→ **What is required**
Counting only the lines below that contain the word "color", what is the total? Give it with no other words.

┌─ Material supplied

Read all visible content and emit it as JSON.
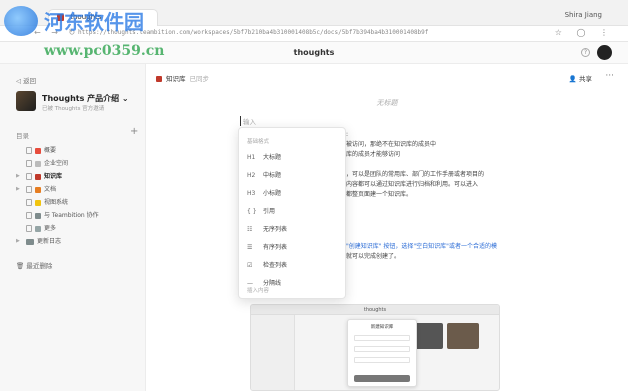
{
  "browser": {
    "tab_title": "thoughts",
    "user": "Shira Jiang",
    "url": "https://thoughts.teambition.com/workspaces/5bf7b210ba4b310001408b5c/docs/5bf7b394ba4b310001408b9f",
    "nav_icons": "← → ↻",
    "addr_icons": "☆ ◯ ⋮"
  },
  "app": {
    "title": "thoughts",
    "help": "?"
  },
  "watermark": {
    "title": "河东软件园",
    "url": "www.pc0359.cn"
  },
  "sidebar": {
    "back": "返回",
    "space_name": "Thoughts 产品介绍 ⌄",
    "space_sub": "已被 Thoughts 官方邀请",
    "dir_label": "目录",
    "add": "+",
    "items": [
      {
        "label": "概要",
        "color": "#e74c3c"
      },
      {
        "label": "企业空间",
        "color": "#bbbbbb"
      },
      {
        "label": "知识库",
        "color": "#c0392b",
        "active": true
      },
      {
        "label": "文档",
        "color": "#e67e22"
      },
      {
        "label": "视图系统",
        "color": "#f1c40f"
      },
      {
        "label": "与 Teambition 协作",
        "color": "#7f8c8d"
      },
      {
        "label": "更多",
        "color": "#95a5a6"
      },
      {
        "label": "更新日志",
        "color": "#7f8c8d"
      }
    ],
    "trash": "最近删除"
  },
  "doc": {
    "crumb_title": "知识库",
    "saved": "已同步",
    "share": "共享",
    "more": "···",
    "title_placeholder": "无标题",
    "input_placeholder": "输入",
    "lines": [
      {
        "text": ":",
        "link": false
      },
      {
        "text": "被访问，那绝不在知识库的成员中",
        "link": false
      },
      {
        "text": "库的成员才能够访问",
        "link": false
      },
      {
        "text": "",
        "link": false
      },
      {
        "text": "，可以是团队的常用库、部门的工作手册或者项目的",
        "link": false
      },
      {
        "text": "内容都可以通过知识库进行归档和利用。可以进入",
        "link": false
      },
      {
        "text": "都整页面建一个知识库。",
        "link": false
      }
    ],
    "lines2": [
      {
        "text": "\"创建知识库\" 按钮，选择\"空白知识库\"或者一个合适的模",
        "link": true
      },
      {
        "text": "就可以完成创建了。",
        "link": false
      }
    ],
    "thumb_title": "thoughts",
    "thumb_modal_title": "新建知识库"
  },
  "popup": {
    "header": "基础格式",
    "items": [
      {
        "icon": "H1",
        "label": "大标题"
      },
      {
        "icon": "H2",
        "label": "中标题"
      },
      {
        "icon": "H3",
        "label": "小标题"
      },
      {
        "icon": "{ }",
        "label": "引用"
      },
      {
        "icon": "☷",
        "label": "无序列表"
      },
      {
        "icon": "☰",
        "label": "有序列表"
      },
      {
        "icon": "☑",
        "label": "检查列表"
      },
      {
        "icon": "—",
        "label": "分隔线"
      }
    ],
    "footer": "插入内容"
  }
}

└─

→ **Output below**
8